Mars Express was Europe's entry into the ongoing and slowly expanding robotic exploration of the Red Planet from Earth as precursors to later missions by human explorers. The probe was launched on June 2, 2003, from the Baikonur launch site by a Russian Soyuz/Fregat rocket. After a six-month journey, it arrived at Mars in December. Six days before arrival, Mars Express ejected the Beagle 2 Lander, which was to have made its own way to the correct landing site on the surface but was lost, failing to make contact with orbiting spacecraft and Earth-based radio telescopes. The Mars Express orbiter successfully entered Martian orbit on December 25, first maneuvering into a highly elliptical capture orbit, from which it moved into its operational near polar orbit later in January 2004. Highly successful operations and stunning close-up imagery of the Mars surface went on during 2004, 2005 and 2006. Its instruments have shown that many of the upper layers of Mars contain water ice. They detected clay-like minerals that form during long-term exposure to water, but only in the oldest regions of Mars. That suggested water flowed during the first few hundred million years of the planet's history only. When these bodies of water were lost, water then occasionally burst from inside the planet but quickly evaporated, and it still may be happening in places. Residual water ice, in form of a frozen lake, was discovered in the open Vastitas Borealis Crater.
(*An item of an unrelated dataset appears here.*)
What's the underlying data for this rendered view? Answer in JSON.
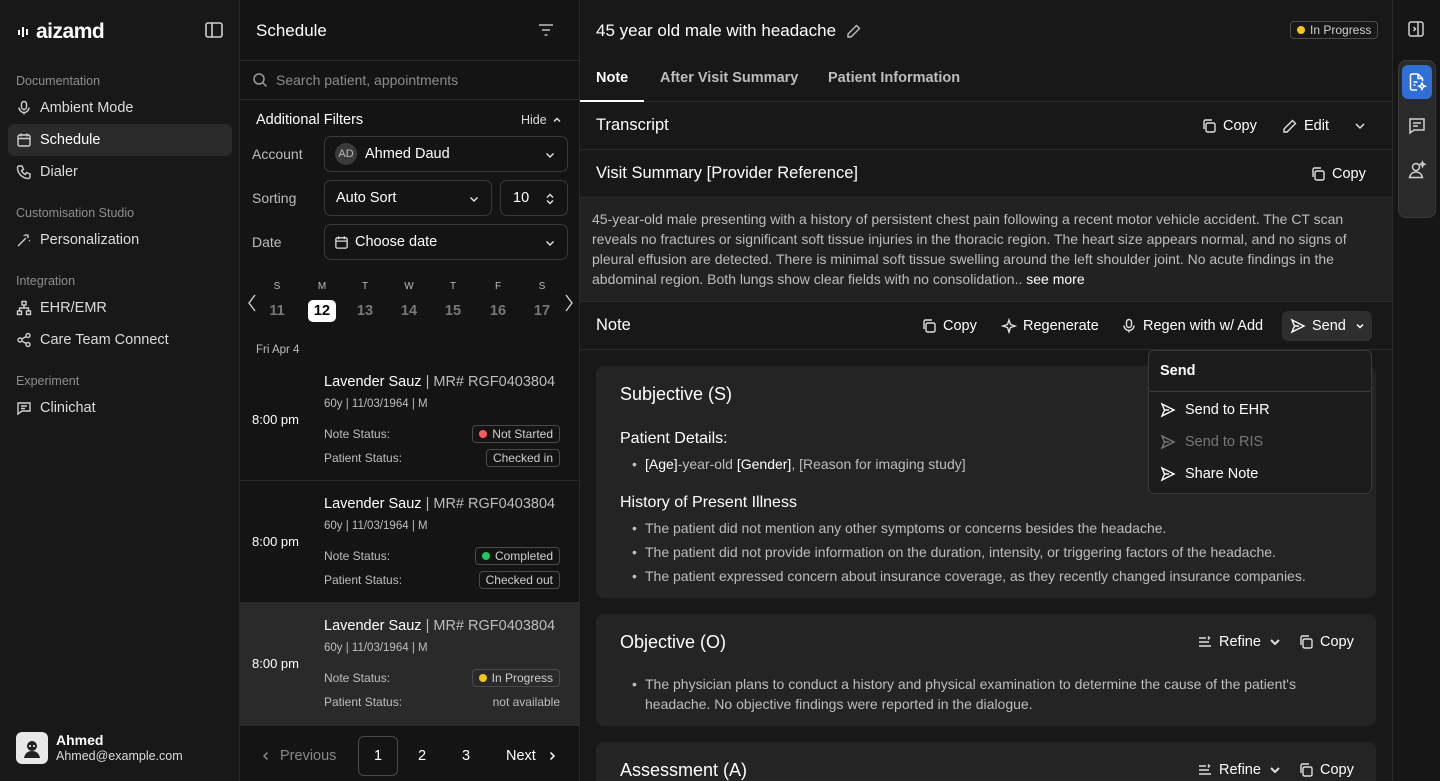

Mars Express continues to remotely explore the Red Planet with a sophisticated instrument package comprising the High Resolution Stereo Camera (HRSC); Energetic Neutral Atoms Analyzer (ASPERA); Planetary Fourier Spectrometer (PFS); Visible and Infrared Mineralogical Mapping Spectrometer (OMEGA); Sub-Surface Sounding Radar Altimeter (MARSIS); Mars Radio Science Experiment (MaRS); and the Ultraviolet and Infrared Atmospheric Spectrometer (SPICAM).